I think that’s it. Why is it so hard to perceive the space between experience and self? Perhaps in order to preserve our sense of security, we invest emotionally in a world view that operates according to a pattern of action and reaction, cause and effect, and one where the meanings of experience, the terms we use to understand the meaning of life, are set and agreed upon by others, as far as that’s even possible of course. But do we actually achieve this sense of security?
No, it even undermines security. We come into the world as ourselves, and we have no idea that we will come to have ideas about ourselves that will deny our feelings, limit our imagination and even cause us to hurt ourselves and other people. And even stranger that these hurts would not only be allowed but required by the rules of the game that will so demand our time and strength of heart and mind, that we will forget how it is to feel any differently or imagine as freely as we see and hear the world around us. Yet that drive to imagination can never be extinguished. We have not and cannot gut our mind in such a way that we are a fully functional shell or empty centred cog in the machine. So instead, our imagination leaks out into our life experience like water or dirt, that stuff that we may have enjoyed making mud pies with, and instead of serving as a creative medium, it just puts a smear on the supposedly beautiful and comforting real life that everybody supposedly values so much. No matter what we do or how much we achieve on some level, it all just winds up looking ugly, wrong somehow.
We’re jaded and bitter? It’s not as simple as that. The state we know as being jaded is a polite, grown up veneer of what is going wrong. Our imagination as children did not occur in a void. We didn’t just randomly make things up from out of nowhere. Our imaginings were natural and intuitive reactions to the things we were exposed to, everything we see and hear and even feel. We make, say, hurt feelings from harsh words said to us, into monsters hiding in our closet. This reality runs much deeper than simply serving as a filter for things a child doesn’t understand.

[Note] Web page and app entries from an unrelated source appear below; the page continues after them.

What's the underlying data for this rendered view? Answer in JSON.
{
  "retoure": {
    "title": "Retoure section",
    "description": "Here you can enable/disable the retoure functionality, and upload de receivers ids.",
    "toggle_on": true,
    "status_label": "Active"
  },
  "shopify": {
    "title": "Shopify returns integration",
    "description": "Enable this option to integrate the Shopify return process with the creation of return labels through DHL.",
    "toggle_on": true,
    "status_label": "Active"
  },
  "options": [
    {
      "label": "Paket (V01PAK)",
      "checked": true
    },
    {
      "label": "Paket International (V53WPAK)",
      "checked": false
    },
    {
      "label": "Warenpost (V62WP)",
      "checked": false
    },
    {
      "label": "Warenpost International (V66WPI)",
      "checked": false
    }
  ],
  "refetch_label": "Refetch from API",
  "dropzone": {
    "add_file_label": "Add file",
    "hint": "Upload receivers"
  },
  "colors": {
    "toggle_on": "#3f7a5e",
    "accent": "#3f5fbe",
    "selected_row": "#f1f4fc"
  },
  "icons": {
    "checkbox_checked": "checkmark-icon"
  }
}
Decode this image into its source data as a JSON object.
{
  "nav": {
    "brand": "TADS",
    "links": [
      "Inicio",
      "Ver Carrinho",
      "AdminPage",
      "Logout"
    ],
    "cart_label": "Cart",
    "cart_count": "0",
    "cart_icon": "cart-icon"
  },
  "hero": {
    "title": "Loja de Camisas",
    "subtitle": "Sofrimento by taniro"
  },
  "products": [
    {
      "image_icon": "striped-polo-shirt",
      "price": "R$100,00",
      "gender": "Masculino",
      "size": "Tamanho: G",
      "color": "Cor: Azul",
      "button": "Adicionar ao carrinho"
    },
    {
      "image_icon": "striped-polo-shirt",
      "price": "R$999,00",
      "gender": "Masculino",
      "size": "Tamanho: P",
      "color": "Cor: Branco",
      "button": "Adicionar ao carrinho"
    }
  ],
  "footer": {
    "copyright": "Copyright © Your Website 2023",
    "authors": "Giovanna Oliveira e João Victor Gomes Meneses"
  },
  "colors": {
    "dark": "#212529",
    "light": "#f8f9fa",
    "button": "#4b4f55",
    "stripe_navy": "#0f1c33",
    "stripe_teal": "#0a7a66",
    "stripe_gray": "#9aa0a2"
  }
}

In a sense, we inherit our imaginations as innately as we could be said to inherit our DNA. Our visceral, organic experience isn’t just some abstract accident of chemistry that has no meaning to our experience of our lives. The information we inherit genetically is intelligible to us, but only in that elementary way.
Your thoughts are welcome. Be well friends.